Hubs report

Community Hubs and Community-Based Responses to the COVID-19 Crisis: Lessons for building a more equitable, resilient and climate-safe Toronto.

This report explores the role that community hubs in Toronto have played in responding to resident needs during the COVID-19 pandemic, and the lessons this experience holds for planning for and responding to, future emergencies, including health and climate-related shocks. 

The Toronto Environmental Alliance (TEA) worked in collaboration with 25 representatives from community hubs, civil society organizations, and City of Toronto divisions to capture key observations, experiences, and learnings related to hubs’ pandemic response. Through a series of discussions with the Climate Change and Community Hubs Advisory Group, interviews with individual members, and feedback sessions, TEA gathered recurring themes in the Hub pandemic experience on what assets hubs brought to their pandemic response, what challenges hubs faced, and the key lessons hubs learned in responding to the pandemic. 

Our key learnings were:

  • A wide range of urgent needs emerged at the neighbourhood level as a result of COVID-19 including food insecurity, housing instability, financial hardship, social isolation and safety concerns around domestic violence, extreme heat and more.
  • Hubs played an important role in responding to these needs, including providing meals and emergency supplies to vulnerable households; sharing essential information in accessible, easy-to-understand formats; activating and supporting mutual aid networks; adapting programming to an online format; repurposing and sharing building spaces and physical assets.
  • Key assets that allowed hubs to play an active role included pre-developed emergency and pandemic plans; trusting existing relationships with residents; agency collaboration; pre-existing online capacity; and staff experience and capacity.
  • Challenges that hubs faced included building and program shutdowns, and lack of adequate resources, technologies and staffing.

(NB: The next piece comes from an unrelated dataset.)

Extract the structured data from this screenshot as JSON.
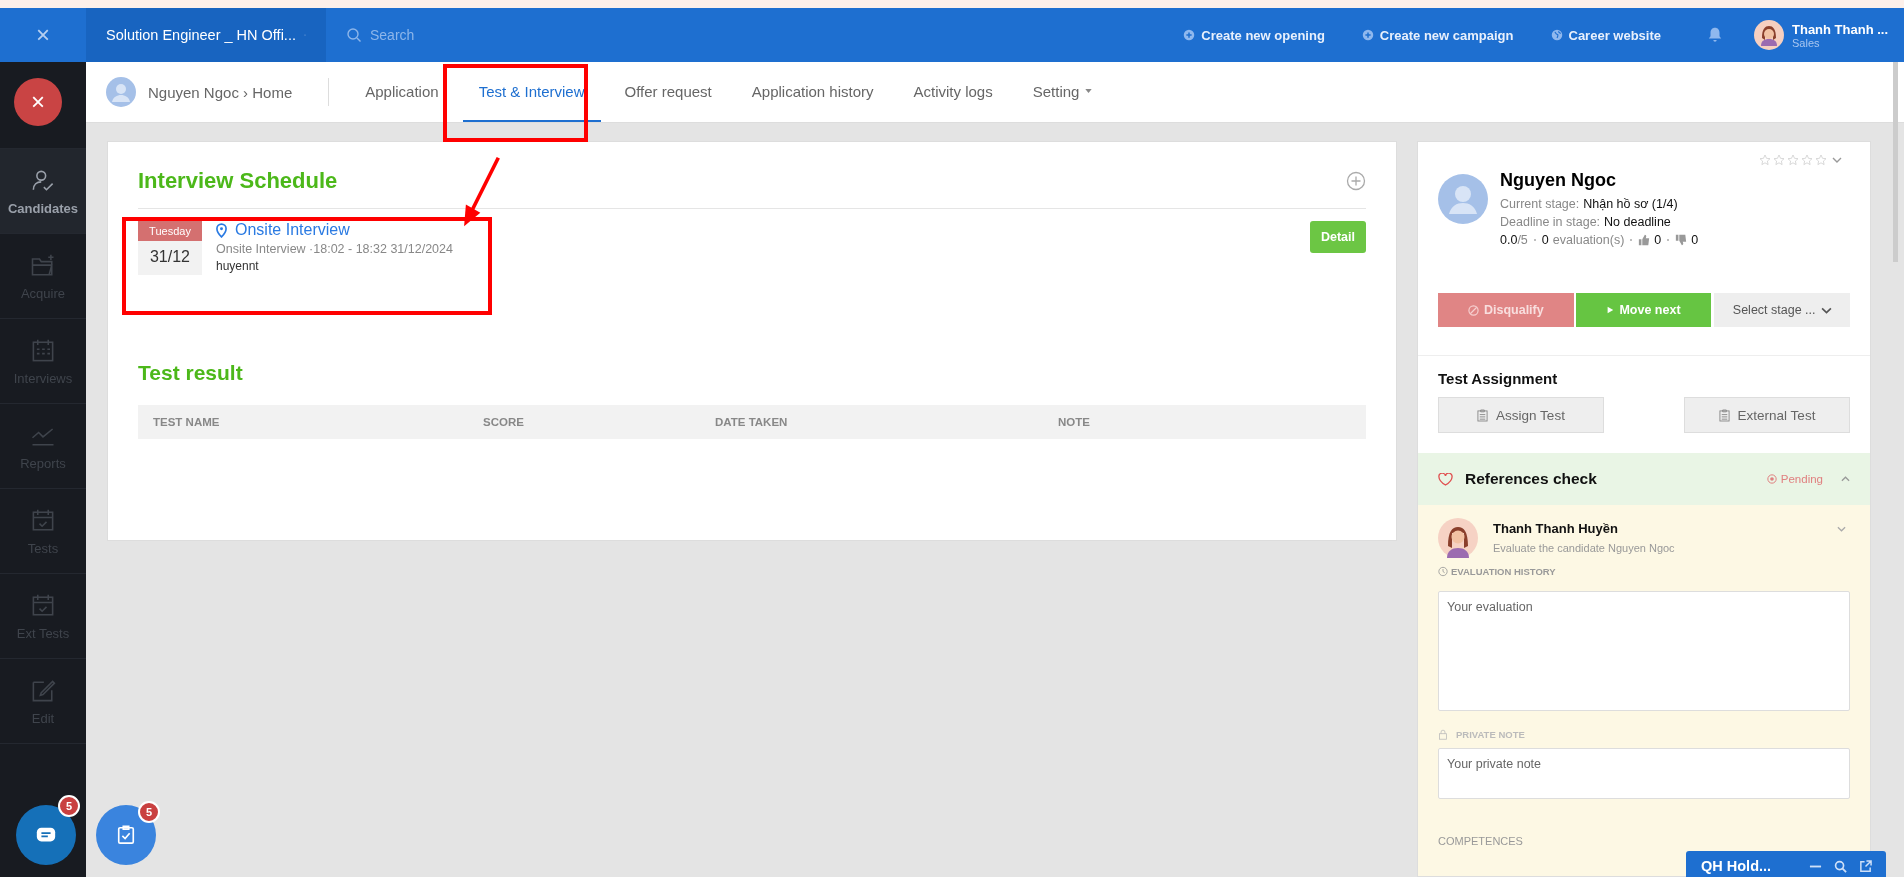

Looking ahead to the recovery and rebuild from the COVID-19 pandemic, hubs shared the following key lessons they learned that may be applied to future health and climate shocks:

  • Hubs are a critical part of the emergency response system and their on-the-ground connections, local expertise and small-scale approach should be utilized to the full extent in future emergencies.
  • Preparation and emergency planning are vital for managing unexpected situations.
  • Serious inequities in access to basic services that existed pre-pandemic were exacerbated by COVID-19 (such as food insecurity, housing instability, and lack of decent work) which need to be addressed to improve resilience to future shocks.
  • In the chaos of the early pandemic, official information was unclear, inconsistent, and difficult to access, particularly by residents without internet access and who speak English as a second language. Hubs played an important role in relaying accessible, relevant and trustworthy information to local residents.
  • It is important to improve resident access to computer technology and the internet in underserved neighbourhoods in order to ensure information access and combat social isolation.
  • Adapting programs and services to a digital format allowed hubs to enable greater reach and participation amongst residents.
  • Hubs were not able to access adequate resources to meet the overwhelming increase in demand for their services and aid. In addition, some hubs had resources frozen or withdrawn because they were linked to the provision of certain services or programs that could not continue during the pandemic.
  • Formal and informal neighbourhood/grassroots groups and local resident leaders played key roles in the pandemic response. Funding support for hubs’ community development initiatives, which are critical to building and sustaining resident leadership, should be enhanced to build resilience for future shocks and crises.

Hubs have been a lifeline in Toronto during the pandemic. Their exceptional ability to aid their communities should be recognized, supported, and celebrated. To prepare for future climate shocks, it is important to support hubs in the important role they play in building strong, resilient, and sustainable neighbourhoods. 


The Climate Change and Community Hubs Advisory Group was convened by the Toronto Environmental Alliance in 2019 to make recommendations on the role of community hubs in shaping and contributing to the implementation of Toronto’s TransformTO climate action strategy. Members of the Advisory Group include multi-agency community hubs, faith-based hubs, community centres, civil society organizations, and City of Toronto divisions. Together, we’ve put forward recommendations for the next phase of the TransformTO climate action strategy and we continue to collaborate to explore and advance the role of hubs in building an equitable, low-carbon, and resilient city.


Thank you to the City of Toronto, Environment and Energy Division for their support in producing this report.

Thank you to The Atmospheric Fund and Ontario Trillium Foundation for their support of the Accelerating Neighbourhood Climate Solutions Through Community Hubs project and for financial support to convene the Climate Change and Community Hubs Advisory Group.